NewBlueFX sells a wide variety of video and audio effects and transitions bundled into different collections such as 3D Explosions, Film Effects, and Video Essentials. These bundles include between five and 12 effects, all with multiple presets, and carry MSRPs between $49 and $139. You can also buy multiple collections at a substantial discount in different bundles. NewBlueFX does a nice job previewing the effects on its site, so if you’re searching for a particular look, you should be able to figure out if an effect will get the job done. For each bundle, the site details program and operating system compatibility, which can include Adobe After Effects, Premiere Pro, and Premiere Elements; Apple Final Cut Pro, Final Cut Express, and Motion; Avid Media Composer, NewsCutter, Symphony, and Xpress; Grass Valley EDIUS; Sony Vegas Pro and Vegas Movie Studio; Corel Video Studio; and Pinnacle Studio.
I looked at Video Essentials IV, which costs $79.95 and runs on most of those programs listed previously, though I tested it in Premiere Pro CS5. The filters include Bleach Bypass, Day for Night, Drop Shadow, Fish Eye, Luma Key, Magnifying Glass, Reflection, Skin Touch Up, Slide Show, and Time Clock.
Installing and Using the Effects
After installing the effects, they appear in your Effects bin (as you would expect), and you apply and customize them just as you would any other Adobe Premiere Pro effect or plug-in. (Having worked with plug-in effects in Final Cut Pro and other NLEs, I assume it works similarly in those.) You can see the controls in Figure 1 (below), where I applied the Day for Night plug-in to a dance performance of “Thriller” from last Halloween. Though I probably could have created the same look using native Premiere Pro filters, the presets provide a good bit of value; I wouldn’t have known that I wanted the Moonlight look until I tried the preset. Having all relevant controls in one effect is a nice timesaving bonus.
Figure 2 (below) shows the Magnifying Glass effect highlighting the digital readout of a scale in a paving repair video I was producing. I could have duplicated this by using layers, cropping, and the Premiere Pro titler, but it would have taken minutes, rather than seconds, and I could see this effect saving me lots of time in many of the training videos that I produce.
The last effect that I worked with was the Skin Touch Up effect, which I used to smooth some wrinkles from this video of my dad in Figure 3 (below) (you should have seen the wrinkles before I applied the effect—just kidding, Dad). This is a unique capability that could prove valuable to any shooter who produces a lot of interviews of folks in their 30s and beyond.
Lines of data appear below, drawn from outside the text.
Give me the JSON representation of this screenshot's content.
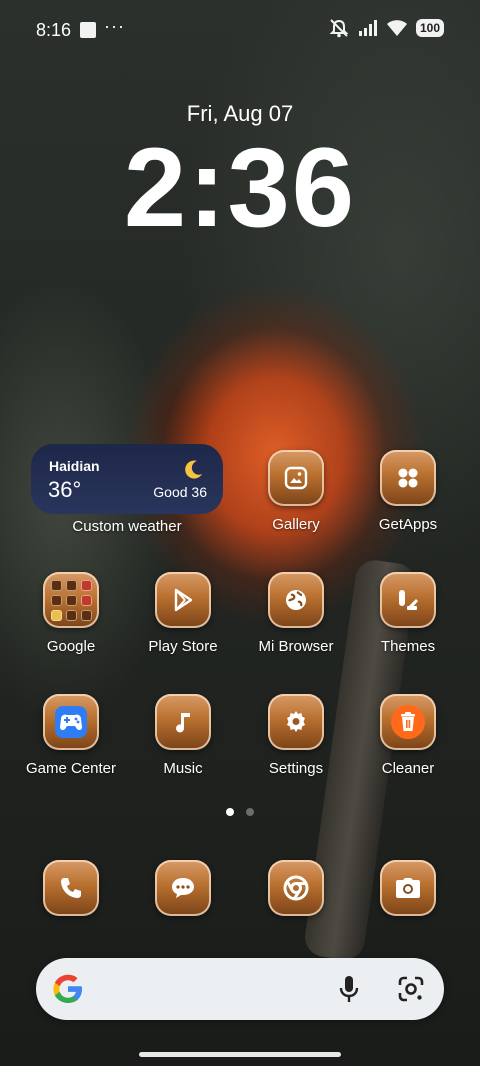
{
  "status_bar": {
    "time": "8:16",
    "overflow": "···",
    "battery": "100",
    "icons": [
      "notification-square-icon",
      "mute-icon",
      "signal-icon",
      "wifi-icon",
      "battery-icon"
    ]
  },
  "lock": {
    "date": "Fri, Aug 07",
    "time": "2:36"
  },
  "weather_widget": {
    "city": "Haidian",
    "temperature": "36°",
    "air_quality": "Good 36",
    "icon": "moon-icon",
    "label": "Custom weather"
  },
  "apps": [
    {
      "label": "Gallery",
      "icon": "gallery-icon"
    },
    {
      "label": "GetApps",
      "icon": "getapps-icon"
    },
    {
      "label": "Google",
      "icon": "folder-icon"
    },
    {
      "label": "Play Store",
      "icon": "play-store-icon"
    },
    {
      "label": "Mi Browser",
      "icon": "globe-icon"
    },
    {
      "label": "Themes",
      "icon": "themes-icon"
    },
    {
      "label": "Game Center",
      "icon": "gamepad-icon"
    },
    {
      "label": "Music",
      "icon": "music-note-icon"
    },
    {
      "label": "Settings",
      "icon": "gear-icon"
    },
    {
      "label": "Cleaner",
      "icon": "trash-icon"
    }
  ],
  "dock": [
    "phone-icon",
    "messages-icon",
    "chrome-icon",
    "camera-icon"
  ],
  "pager": {
    "pages": 2,
    "active": 1
  },
  "colors": {
    "tile_top": "#d99b68",
    "tile_bottom": "#7a4218",
    "weather_bg": "#1d2748",
    "gamecenter_blue": "#2f7df6",
    "cleaner_orange": "#ff6a1a",
    "search_bg": "#eceff1"
  }
}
Keyframing and Performance
Overall, I was impressed with the bundle, though there are a couple of caveats: First—and probably least important—though you can keyframe most of the effects to change their values over time, there’s only one keyframe adjustment for all parameters; most native Premiere Pro effects let you keyframe each parameter separately, enhancing precision and control. Second, on my 3.3GHz, 24-core (with HTT) HP Z800 system equipped with an NVIDIA Quadro FX4800, none of the effects were GPU-accelerated via Adobe’s Mercury Playback Engine, which means rendering before preview and slower rendering to final. For example, on the Z800, it took 54 seconds to render the effect shown in Figure 3 on a 1-minute DV test file. Rendering to Premiere Pro’s SD YouTube preset took 20 seconds with the filter enabled, compared to 14 seconds with the filter disabled, so this filter would increase encoding time by about 40%. If you’re looking to add some sizzle to a current production, check out the NewBlueFX website. Even if Video Essentials IV isn’t the bundle for you, there’s a good chance you’ll be able to find an effect that delivers the look you’re searching for.
Jan Ozer (firstname.lastname@example.org) is a contributing editor to EventDV and Streaming Media.